- Required action -
Report every line from the following entries that contains the string "fonts".

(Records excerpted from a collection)
↓↓↓

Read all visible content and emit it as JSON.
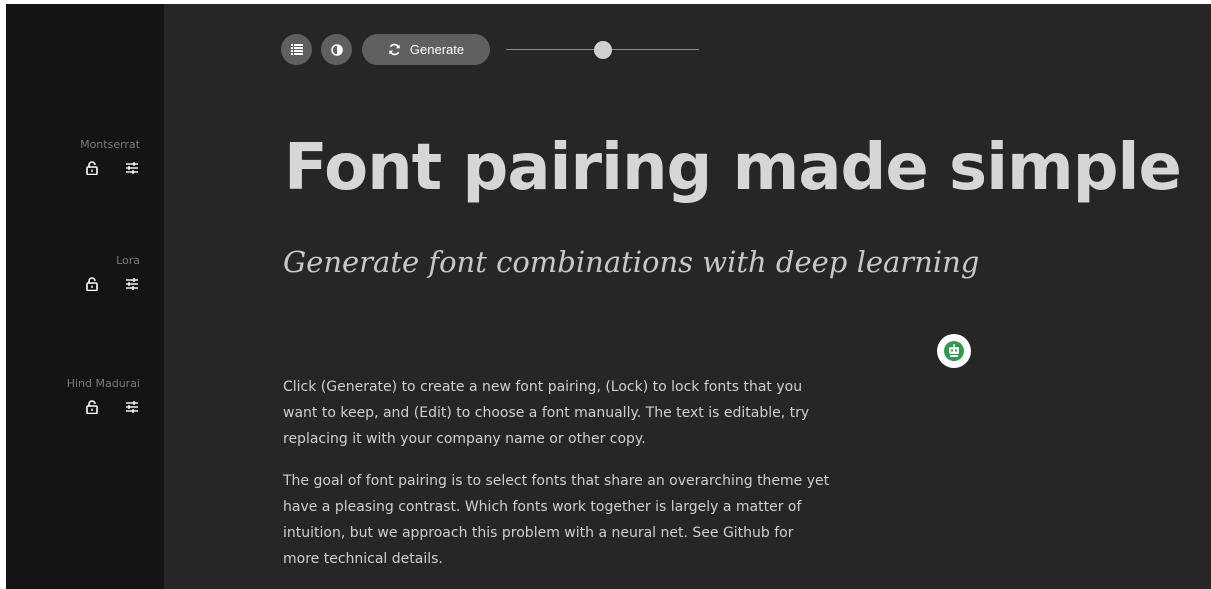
{
  "sidebar": {
    "fonts": [
      {
        "name": "Montserrat"
      },
      {
        "name": "Lora"
      },
      {
        "name": "Hind Madurai"
      }
    ]
  },
  "toolbar": {
    "generate_label": "Generate",
    "slider_value": 0.5
  },
  "main": {
    "headline": "Font pairing made simple",
    "subheadline": "Generate font combinations with deep learning",
    "paragraph1": "Click (Generate) to create a new font pairing, (Lock) to lock fonts that you want to keep, and (Edit) to choose a font manually. The text is editable, try replacing it with your company name or other copy.",
    "paragraph2": "The goal of font pairing is to select fonts that share an overarching theme yet have a pleasing contrast. Which fonts work together is largely a matter of intuition, but we approach this problem with a neural net. See Github for more technical details."
  },
  "colors": {
    "background": "#262626",
    "sidebar": "#141414",
    "button": "#606060",
    "badge_green": "#2e9b4f"
  }
}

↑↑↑

- Written solution -
    "fonts": [
    "paragraph1": "Click (Generate) to create a new font pairing, (Lock) to lock fonts that you want to keep, and (Edit) to choose a font manually. The text is editable, try replacing it with your company name or other copy.",
    "paragraph2": "The goal of font pairing is to select fonts that share an overarching theme yet have a pleasing contrast. Which fonts work together is largely a matter of intuition, but we approach this problem with a neural net. See Github for more technical details."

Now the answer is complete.